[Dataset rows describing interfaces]

###

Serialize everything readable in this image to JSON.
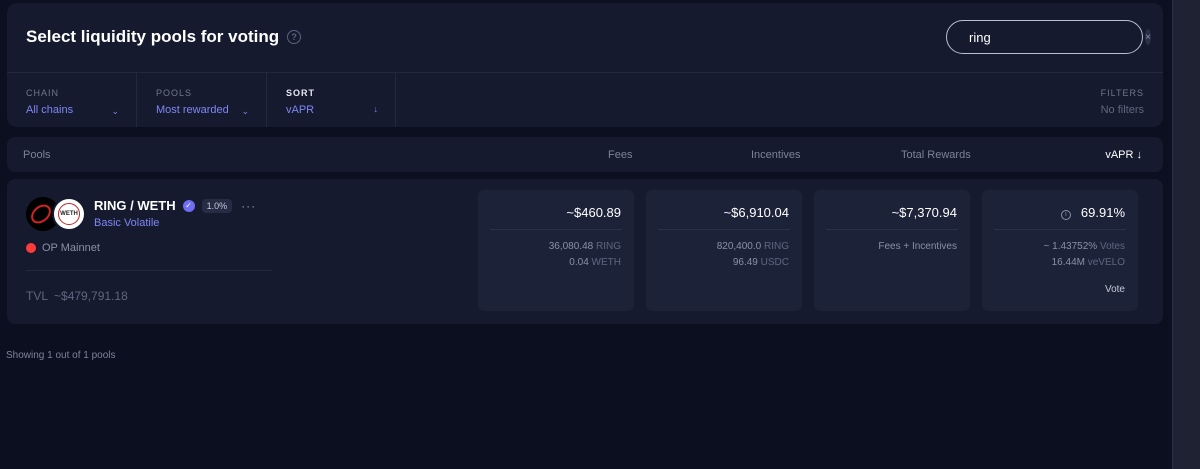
{
  "header": {
    "title": "Select liquidity pools for voting",
    "help_glyph": "?"
  },
  "search": {
    "value": "ring",
    "clear_glyph": "×"
  },
  "filters": {
    "chain": {
      "label": "CHAIN",
      "value": "All chains"
    },
    "pools": {
      "label": "POOLS",
      "value": "Most rewarded"
    },
    "sort": {
      "label": "SORT",
      "value": "vAPR",
      "arrow": "↓"
    },
    "filters": {
      "label": "FILTERS",
      "value": "No filters"
    }
  },
  "table": {
    "columns": {
      "pools": "Pools",
      "fees": "Fees",
      "incentives": "Incentives",
      "total_rewards": "Total Rewards",
      "vapr": "vAPR ↓"
    }
  },
  "pool": {
    "pair": "RING / WETH",
    "fee_badge": "1.0%",
    "more": "···",
    "type": "Basic Volatile",
    "chain": "OP Mainnet",
    "tvl_label": "TVL",
    "tvl_value": "~$479,791.18",
    "logo2_text": "WETH",
    "fees": {
      "total": "~$460.89",
      "line1_amount": "36,080.48",
      "line1_unit": "RING",
      "line2_amount": "0.04",
      "line2_unit": "WETH"
    },
    "incentives": {
      "total": "~$6,910.04",
      "line1_amount": "820,400.0",
      "line1_unit": "RING",
      "line2_amount": "96.49",
      "line2_unit": "USDC"
    },
    "total_rewards": {
      "total": "~$7,370.94",
      "line1": "Fees + Incentives"
    },
    "vapr": {
      "value": "69.91%",
      "votes_amount": "~ 1.43752%",
      "votes_unit": "Votes",
      "velo_amount": "16.44M",
      "velo_unit": "veVELO",
      "vote_label": "Vote"
    }
  },
  "footer": {
    "showing": "Showing 1 out of 1 pools"
  },
  "colors": {
    "background": "#0c0f1f",
    "panel": "#151a2e",
    "accent": "#7f86f5"
  }
}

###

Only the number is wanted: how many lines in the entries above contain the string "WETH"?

[EXPECTED OUTPUT] 3